Most of Australia’s Antarctic and Southern Ocean marine science is conducted from the Aurora Australis, which is 94 m long and weighs 3900 tonnes. It can cut ice up to about 1.6 metres at a speed of around one to two knots through the heavier ice and up to 6 knots in the thinner ice.The ship has a trawl deck, oceanographic CTD system, and laboratory facilities designed especially for marine science research. The ship is also fitted with a heli-pad and hangar facilties and carries 2 Squirrel AS 350 helicopters.Aurora Australis was launched in 1989 and is also responsible for resupplying Australia's three
Antarctic stations each year. The Aurora
regularly sails across the Southern Ocean where storms can generate 10 metre high seas and winds of 120–150 km/h.The ship has been known to roll up to 45 degrees in big swells. In these situations the angle of the deck is far steeper than any streets in Australia.A wide range of scientific experiments are conducted from onboard laboratories. On a six week voyage, the ship's kitchen can go through 4500 eggs, 1000 kg of potatoes and 280 litres of ice cream. The ship can produce up to 45,000 litres of fresh water per day for use on board for both drinking and other uses.The ship can accommodate up to 109 passengers.
See also a previous blog from 2010 on resupply.
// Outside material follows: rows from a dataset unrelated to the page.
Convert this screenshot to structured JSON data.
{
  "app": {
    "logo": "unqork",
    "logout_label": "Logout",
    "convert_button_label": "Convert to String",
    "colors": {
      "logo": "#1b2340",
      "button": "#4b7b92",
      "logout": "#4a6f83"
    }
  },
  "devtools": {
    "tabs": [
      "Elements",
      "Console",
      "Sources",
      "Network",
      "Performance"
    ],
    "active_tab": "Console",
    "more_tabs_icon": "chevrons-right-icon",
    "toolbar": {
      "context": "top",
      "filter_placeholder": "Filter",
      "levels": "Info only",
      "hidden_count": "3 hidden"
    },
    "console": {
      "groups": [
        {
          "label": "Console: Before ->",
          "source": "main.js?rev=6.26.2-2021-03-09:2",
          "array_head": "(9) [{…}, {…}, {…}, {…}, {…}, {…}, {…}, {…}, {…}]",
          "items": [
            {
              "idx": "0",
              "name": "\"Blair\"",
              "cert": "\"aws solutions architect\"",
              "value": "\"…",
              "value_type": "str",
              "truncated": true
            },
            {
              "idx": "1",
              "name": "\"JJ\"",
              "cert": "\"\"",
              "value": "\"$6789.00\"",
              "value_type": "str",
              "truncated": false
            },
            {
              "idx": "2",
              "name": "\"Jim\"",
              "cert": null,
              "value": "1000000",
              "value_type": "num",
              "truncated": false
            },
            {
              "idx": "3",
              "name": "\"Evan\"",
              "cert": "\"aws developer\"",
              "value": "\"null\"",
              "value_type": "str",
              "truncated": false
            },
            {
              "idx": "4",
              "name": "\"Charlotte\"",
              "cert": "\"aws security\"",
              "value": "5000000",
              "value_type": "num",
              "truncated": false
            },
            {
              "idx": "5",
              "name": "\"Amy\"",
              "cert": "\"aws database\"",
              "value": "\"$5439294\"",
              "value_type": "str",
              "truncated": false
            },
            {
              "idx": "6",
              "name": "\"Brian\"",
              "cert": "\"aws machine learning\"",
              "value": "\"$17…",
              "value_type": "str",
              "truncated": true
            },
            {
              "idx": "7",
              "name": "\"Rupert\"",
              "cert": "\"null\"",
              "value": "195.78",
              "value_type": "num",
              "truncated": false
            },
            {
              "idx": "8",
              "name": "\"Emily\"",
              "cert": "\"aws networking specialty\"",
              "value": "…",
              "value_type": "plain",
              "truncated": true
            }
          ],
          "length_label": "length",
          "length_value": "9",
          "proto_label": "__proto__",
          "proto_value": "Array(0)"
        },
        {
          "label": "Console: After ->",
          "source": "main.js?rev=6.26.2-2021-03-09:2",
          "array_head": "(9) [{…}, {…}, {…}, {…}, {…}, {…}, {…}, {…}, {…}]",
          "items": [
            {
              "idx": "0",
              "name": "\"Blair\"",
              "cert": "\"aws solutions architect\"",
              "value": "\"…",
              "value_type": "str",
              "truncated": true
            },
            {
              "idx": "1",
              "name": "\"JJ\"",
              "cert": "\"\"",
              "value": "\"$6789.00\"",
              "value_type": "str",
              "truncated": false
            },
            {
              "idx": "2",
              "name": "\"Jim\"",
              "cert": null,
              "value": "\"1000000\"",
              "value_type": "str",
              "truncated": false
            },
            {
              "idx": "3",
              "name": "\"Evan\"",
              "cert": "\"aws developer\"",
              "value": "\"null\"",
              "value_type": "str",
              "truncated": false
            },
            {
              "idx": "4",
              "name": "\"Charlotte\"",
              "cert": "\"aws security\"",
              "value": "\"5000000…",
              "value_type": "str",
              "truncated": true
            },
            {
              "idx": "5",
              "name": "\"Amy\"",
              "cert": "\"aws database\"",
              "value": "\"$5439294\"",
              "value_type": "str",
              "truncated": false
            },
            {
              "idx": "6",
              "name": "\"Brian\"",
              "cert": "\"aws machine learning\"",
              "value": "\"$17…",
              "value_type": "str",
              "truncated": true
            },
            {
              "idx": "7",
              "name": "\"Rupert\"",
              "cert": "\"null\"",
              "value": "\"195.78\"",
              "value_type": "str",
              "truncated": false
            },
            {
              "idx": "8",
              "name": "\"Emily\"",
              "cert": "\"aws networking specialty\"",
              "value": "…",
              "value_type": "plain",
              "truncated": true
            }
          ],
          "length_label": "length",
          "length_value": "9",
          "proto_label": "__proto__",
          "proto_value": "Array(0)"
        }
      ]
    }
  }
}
We'll be leaving Antarctica on the Aurora early April before the winter season starts.